Dataset records:
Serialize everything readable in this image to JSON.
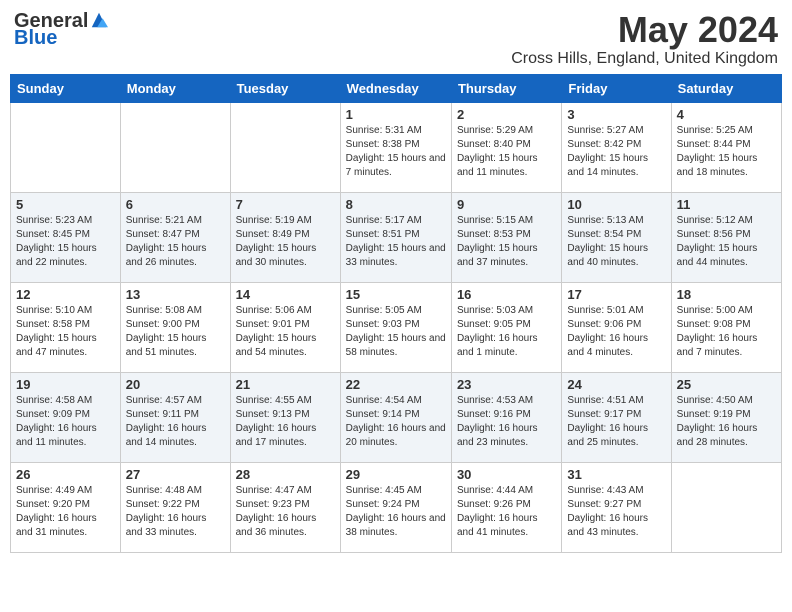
{
  "logo": {
    "general": "General",
    "blue": "Blue"
  },
  "title": "May 2024",
  "location": "Cross Hills, England, United Kingdom",
  "headers": [
    "Sunday",
    "Monday",
    "Tuesday",
    "Wednesday",
    "Thursday",
    "Friday",
    "Saturday"
  ],
  "weeks": [
    [
      {
        "day": "",
        "info": ""
      },
      {
        "day": "",
        "info": ""
      },
      {
        "day": "",
        "info": ""
      },
      {
        "day": "1",
        "info": "Sunrise: 5:31 AM\nSunset: 8:38 PM\nDaylight: 15 hours\nand 7 minutes."
      },
      {
        "day": "2",
        "info": "Sunrise: 5:29 AM\nSunset: 8:40 PM\nDaylight: 15 hours\nand 11 minutes."
      },
      {
        "day": "3",
        "info": "Sunrise: 5:27 AM\nSunset: 8:42 PM\nDaylight: 15 hours\nand 14 minutes."
      },
      {
        "day": "4",
        "info": "Sunrise: 5:25 AM\nSunset: 8:44 PM\nDaylight: 15 hours\nand 18 minutes."
      }
    ],
    [
      {
        "day": "5",
        "info": "Sunrise: 5:23 AM\nSunset: 8:45 PM\nDaylight: 15 hours\nand 22 minutes."
      },
      {
        "day": "6",
        "info": "Sunrise: 5:21 AM\nSunset: 8:47 PM\nDaylight: 15 hours\nand 26 minutes."
      },
      {
        "day": "7",
        "info": "Sunrise: 5:19 AM\nSunset: 8:49 PM\nDaylight: 15 hours\nand 30 minutes."
      },
      {
        "day": "8",
        "info": "Sunrise: 5:17 AM\nSunset: 8:51 PM\nDaylight: 15 hours\nand 33 minutes."
      },
      {
        "day": "9",
        "info": "Sunrise: 5:15 AM\nSunset: 8:53 PM\nDaylight: 15 hours\nand 37 minutes."
      },
      {
        "day": "10",
        "info": "Sunrise: 5:13 AM\nSunset: 8:54 PM\nDaylight: 15 hours\nand 40 minutes."
      },
      {
        "day": "11",
        "info": "Sunrise: 5:12 AM\nSunset: 8:56 PM\nDaylight: 15 hours\nand 44 minutes."
      }
    ],
    [
      {
        "day": "12",
        "info": "Sunrise: 5:10 AM\nSunset: 8:58 PM\nDaylight: 15 hours\nand 47 minutes."
      },
      {
        "day": "13",
        "info": "Sunrise: 5:08 AM\nSunset: 9:00 PM\nDaylight: 15 hours\nand 51 minutes."
      },
      {
        "day": "14",
        "info": "Sunrise: 5:06 AM\nSunset: 9:01 PM\nDaylight: 15 hours\nand 54 minutes."
      },
      {
        "day": "15",
        "info": "Sunrise: 5:05 AM\nSunset: 9:03 PM\nDaylight: 15 hours\nand 58 minutes."
      },
      {
        "day": "16",
        "info": "Sunrise: 5:03 AM\nSunset: 9:05 PM\nDaylight: 16 hours\nand 1 minute."
      },
      {
        "day": "17",
        "info": "Sunrise: 5:01 AM\nSunset: 9:06 PM\nDaylight: 16 hours\nand 4 minutes."
      },
      {
        "day": "18",
        "info": "Sunrise: 5:00 AM\nSunset: 9:08 PM\nDaylight: 16 hours\nand 7 minutes."
      }
    ],
    [
      {
        "day": "19",
        "info": "Sunrise: 4:58 AM\nSunset: 9:09 PM\nDaylight: 16 hours\nand 11 minutes."
      },
      {
        "day": "20",
        "info": "Sunrise: 4:57 AM\nSunset: 9:11 PM\nDaylight: 16 hours\nand 14 minutes."
      },
      {
        "day": "21",
        "info": "Sunrise: 4:55 AM\nSunset: 9:13 PM\nDaylight: 16 hours\nand 17 minutes."
      },
      {
        "day": "22",
        "info": "Sunrise: 4:54 AM\nSunset: 9:14 PM\nDaylight: 16 hours\nand 20 minutes."
      },
      {
        "day": "23",
        "info": "Sunrise: 4:53 AM\nSunset: 9:16 PM\nDaylight: 16 hours\nand 23 minutes."
      },
      {
        "day": "24",
        "info": "Sunrise: 4:51 AM\nSunset: 9:17 PM\nDaylight: 16 hours\nand 25 minutes."
      },
      {
        "day": "25",
        "info": "Sunrise: 4:50 AM\nSunset: 9:19 PM\nDaylight: 16 hours\nand 28 minutes."
      }
    ],
    [
      {
        "day": "26",
        "info": "Sunrise: 4:49 AM\nSunset: 9:20 PM\nDaylight: 16 hours\nand 31 minutes."
      },
      {
        "day": "27",
        "info": "Sunrise: 4:48 AM\nSunset: 9:22 PM\nDaylight: 16 hours\nand 33 minutes."
      },
      {
        "day": "28",
        "info": "Sunrise: 4:47 AM\nSunset: 9:23 PM\nDaylight: 16 hours\nand 36 minutes."
      },
      {
        "day": "29",
        "info": "Sunrise: 4:45 AM\nSunset: 9:24 PM\nDaylight: 16 hours\nand 38 minutes."
      },
      {
        "day": "30",
        "info": "Sunrise: 4:44 AM\nSunset: 9:26 PM\nDaylight: 16 hours\nand 41 minutes."
      },
      {
        "day": "31",
        "info": "Sunrise: 4:43 AM\nSunset: 9:27 PM\nDaylight: 16 hours\nand 43 minutes."
      },
      {
        "day": "",
        "info": ""
      }
    ]
  ]
}
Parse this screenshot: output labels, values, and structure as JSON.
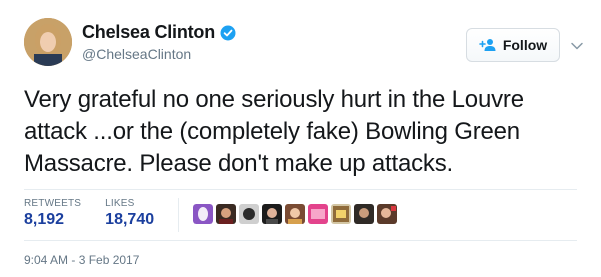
{
  "tweet": {
    "author": {
      "name": "Chelsea Clinton",
      "handle": "@ChelseaClinton",
      "verified_icon": "verified-badge-icon"
    },
    "follow_button": {
      "label": "Follow",
      "icon": "add-person-icon"
    },
    "menu_icon": "chevron-down-icon",
    "text": "Very grateful no one seriously hurt in the Louvre attack ...or the (completely fake) Bowling Green Massacre. Please don't make up attacks.",
    "stats": {
      "retweets": {
        "label": "RETWEETS",
        "value": "8,192"
      },
      "likes": {
        "label": "LIKES",
        "value": "18,740"
      }
    },
    "timestamp": "9:04 AM - 3 Feb 2017"
  },
  "colors": {
    "text": "#14171a",
    "secondary": "#657786",
    "link_blue": "#1b3f9e",
    "verified": "#1da1f2",
    "divider": "#e6ecf0"
  }
}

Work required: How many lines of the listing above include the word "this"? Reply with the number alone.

Task answer: 2